Lights, camera, Hope and Brooke: BSU pair creates entertainment show
Two Bemidji State University seniors have discovered what it takes to create their own half-hour entertainment television show.
“Doing this, I have learned that it takes so much dedication,” Duevel said. “Everything is me and Hope.”
The pair meets Monday evenings, searching the Internet for entertainment stories interesting to them. Then, they will decide where they would fit in the script and plan their show.
“We started going to restaurants so we can eat and talk,” Duevel said.
From there, they will write their own stories. Hope will email hers to Brooke and she will put the script together.
“It’s pretty chill and relaxed because it’s just us two and we run the whole thing,” Slusar said. “We don’t have to get anyone else’s approval.”
The station manager at KBSU, Tricia Tuntland, provides Hope and Brooke with a volunteer crew for their show.
The crew includes a teleprompter operator, a graphics operator, an audio operator, a director, two camera operators and more.
“It takes everyone to make a good show,” Duevel said. “We do appreciate our crew so much because I know when I was a freshmen, I didn’t want to come.”
The volunteers aren’t always the same students each week and sometimes they switch positions, which the duo admits can make things difficult. The only position that does stay the same is their director.

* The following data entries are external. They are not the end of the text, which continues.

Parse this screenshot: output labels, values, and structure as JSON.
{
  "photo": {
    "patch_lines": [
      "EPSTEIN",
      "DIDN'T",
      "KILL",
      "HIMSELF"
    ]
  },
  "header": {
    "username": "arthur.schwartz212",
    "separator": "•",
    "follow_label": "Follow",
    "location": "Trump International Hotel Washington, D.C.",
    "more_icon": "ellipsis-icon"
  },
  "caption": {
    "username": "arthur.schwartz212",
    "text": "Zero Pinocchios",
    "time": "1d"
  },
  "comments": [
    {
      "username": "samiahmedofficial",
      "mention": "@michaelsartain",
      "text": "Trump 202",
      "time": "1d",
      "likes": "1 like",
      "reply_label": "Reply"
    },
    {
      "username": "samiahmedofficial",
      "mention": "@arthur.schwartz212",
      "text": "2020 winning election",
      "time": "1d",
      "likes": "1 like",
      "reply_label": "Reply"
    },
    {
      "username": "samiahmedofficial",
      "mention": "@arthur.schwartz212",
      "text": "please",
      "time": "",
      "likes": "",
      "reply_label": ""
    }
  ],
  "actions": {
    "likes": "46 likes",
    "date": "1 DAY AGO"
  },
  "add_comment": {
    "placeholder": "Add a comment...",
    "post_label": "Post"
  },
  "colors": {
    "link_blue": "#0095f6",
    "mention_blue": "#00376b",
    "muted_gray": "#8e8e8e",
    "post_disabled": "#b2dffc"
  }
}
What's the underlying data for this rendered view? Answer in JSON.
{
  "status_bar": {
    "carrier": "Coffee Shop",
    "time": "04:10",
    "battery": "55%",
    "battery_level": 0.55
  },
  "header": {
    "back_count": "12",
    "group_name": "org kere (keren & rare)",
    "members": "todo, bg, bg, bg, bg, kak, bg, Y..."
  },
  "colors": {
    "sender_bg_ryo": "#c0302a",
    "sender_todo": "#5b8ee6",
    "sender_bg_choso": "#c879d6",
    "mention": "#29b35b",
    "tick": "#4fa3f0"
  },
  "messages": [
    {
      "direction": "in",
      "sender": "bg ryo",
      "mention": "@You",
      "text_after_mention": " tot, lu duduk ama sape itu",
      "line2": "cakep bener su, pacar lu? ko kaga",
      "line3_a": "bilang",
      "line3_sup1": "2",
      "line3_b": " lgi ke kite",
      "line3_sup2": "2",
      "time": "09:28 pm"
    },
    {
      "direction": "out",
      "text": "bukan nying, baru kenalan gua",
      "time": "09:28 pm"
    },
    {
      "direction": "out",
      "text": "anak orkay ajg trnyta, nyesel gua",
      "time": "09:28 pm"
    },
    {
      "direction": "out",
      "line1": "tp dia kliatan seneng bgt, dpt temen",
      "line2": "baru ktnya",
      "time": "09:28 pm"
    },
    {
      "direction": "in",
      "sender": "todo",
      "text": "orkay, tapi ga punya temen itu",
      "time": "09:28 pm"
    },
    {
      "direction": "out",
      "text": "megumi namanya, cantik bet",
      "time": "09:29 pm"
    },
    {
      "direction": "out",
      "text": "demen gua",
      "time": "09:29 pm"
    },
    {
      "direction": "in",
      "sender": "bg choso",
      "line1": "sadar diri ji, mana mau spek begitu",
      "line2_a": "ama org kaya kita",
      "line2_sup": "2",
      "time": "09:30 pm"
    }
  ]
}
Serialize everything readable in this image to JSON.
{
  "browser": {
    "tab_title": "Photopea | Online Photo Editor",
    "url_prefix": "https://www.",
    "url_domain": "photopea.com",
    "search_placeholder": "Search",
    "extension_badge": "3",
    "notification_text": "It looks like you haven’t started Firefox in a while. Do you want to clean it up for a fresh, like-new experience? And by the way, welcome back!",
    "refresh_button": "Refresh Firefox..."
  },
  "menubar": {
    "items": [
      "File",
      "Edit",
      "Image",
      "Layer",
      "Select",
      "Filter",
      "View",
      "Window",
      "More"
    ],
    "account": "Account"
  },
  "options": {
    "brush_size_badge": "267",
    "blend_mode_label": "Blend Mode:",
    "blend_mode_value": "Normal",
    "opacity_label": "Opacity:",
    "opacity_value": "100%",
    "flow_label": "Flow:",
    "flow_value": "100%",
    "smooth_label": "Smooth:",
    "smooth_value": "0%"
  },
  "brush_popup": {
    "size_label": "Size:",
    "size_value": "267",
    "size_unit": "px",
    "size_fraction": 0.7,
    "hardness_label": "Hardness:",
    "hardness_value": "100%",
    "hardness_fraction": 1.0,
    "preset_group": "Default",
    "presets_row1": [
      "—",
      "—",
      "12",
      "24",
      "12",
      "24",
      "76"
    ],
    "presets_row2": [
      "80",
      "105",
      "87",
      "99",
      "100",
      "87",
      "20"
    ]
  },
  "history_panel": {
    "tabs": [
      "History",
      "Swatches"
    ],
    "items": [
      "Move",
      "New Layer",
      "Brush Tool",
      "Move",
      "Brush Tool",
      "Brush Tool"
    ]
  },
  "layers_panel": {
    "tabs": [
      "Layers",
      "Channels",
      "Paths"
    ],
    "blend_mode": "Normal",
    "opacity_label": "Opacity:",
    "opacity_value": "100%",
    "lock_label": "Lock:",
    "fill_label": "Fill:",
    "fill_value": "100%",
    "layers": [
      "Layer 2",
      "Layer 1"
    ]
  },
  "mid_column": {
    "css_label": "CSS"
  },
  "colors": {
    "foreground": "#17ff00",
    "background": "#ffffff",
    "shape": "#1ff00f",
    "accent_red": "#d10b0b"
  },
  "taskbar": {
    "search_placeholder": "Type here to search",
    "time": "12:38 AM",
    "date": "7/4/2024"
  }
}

After they shoot the show live, Brooke will edit the different cuts and segments together and put them on her YouTube channel.
The “Hope and Brooke Show” has a total of seven episodes that can be found online.
“I think social media and promoting is really big,” Slusar said. “I’ve had people come up and talk to me that I never talk to but they might know Brooke.”
Posting the show to Facebook and Twitter has proven to be an important part of gaining an audience, as well.
“Even having 259 likes on Facebook is huge just for a little college television station,” Duevel said.
The idea began in a mass communication class in which the were assigned to create a late-night television show this past spring semester.
“We picked the entertainment segment,” Duevel said. “We got feedback from our teacher and classmates and they said we worked well together.”
On their own
The news program on KBSU cut out the entertainment portion of its show starting in this fall, but with the experience they gained last year, Slusar and Duevel decided to take on their own project.
The first three shows Hope and Brooke did together this year didn’t air live, but were good practice for cast and crew.
“Our first show was kind of really awkward,” Duevel said. “I know I was super nervous, but I think we’ve gained a lot of flow together.”
They’ve come along way since those first episodes, they said. “We have fun and we’re not stressed about it,” Slusar said.
For next semester, “The Hope and Brooke Show” has a goal of doing live interviews with local musicians and possibly some not so local. They’ve hope to land an interview with The Band Perry, who will be coming to the Sanford Center on Feb. 8.
“We take this seriously,” Slusar said. “It’s a fun job but we want to show everyone that we can do this.”
Slusar and Duevel are both on track to graduate in spring with a bachelor’s degrees in mass communications, and Duevel also will graduate with a degree in Spanish.
On top of being full-time students and creating “The Hope and Brooke Show,” both work other jobs, as well. Duevel works as an administrative assistant at Lueken’s Village Foods and as a graphics operator at the Sanford Center. She also directs three shows for KBSU on Thursdays.
Slusar works as a marketing assistant at the Sanford Center, bartends at Corner Bar and also is an anchor for KBSU news.
Even though their hands are full, the pair still has time to dream. Both agree that “Today with Kathy Lee and Hoda” is what they hope to achieve.
“Being an anchor for any entertainment production would just be ultimate,” Brooke said. “I would love doing that for the rest of my life.”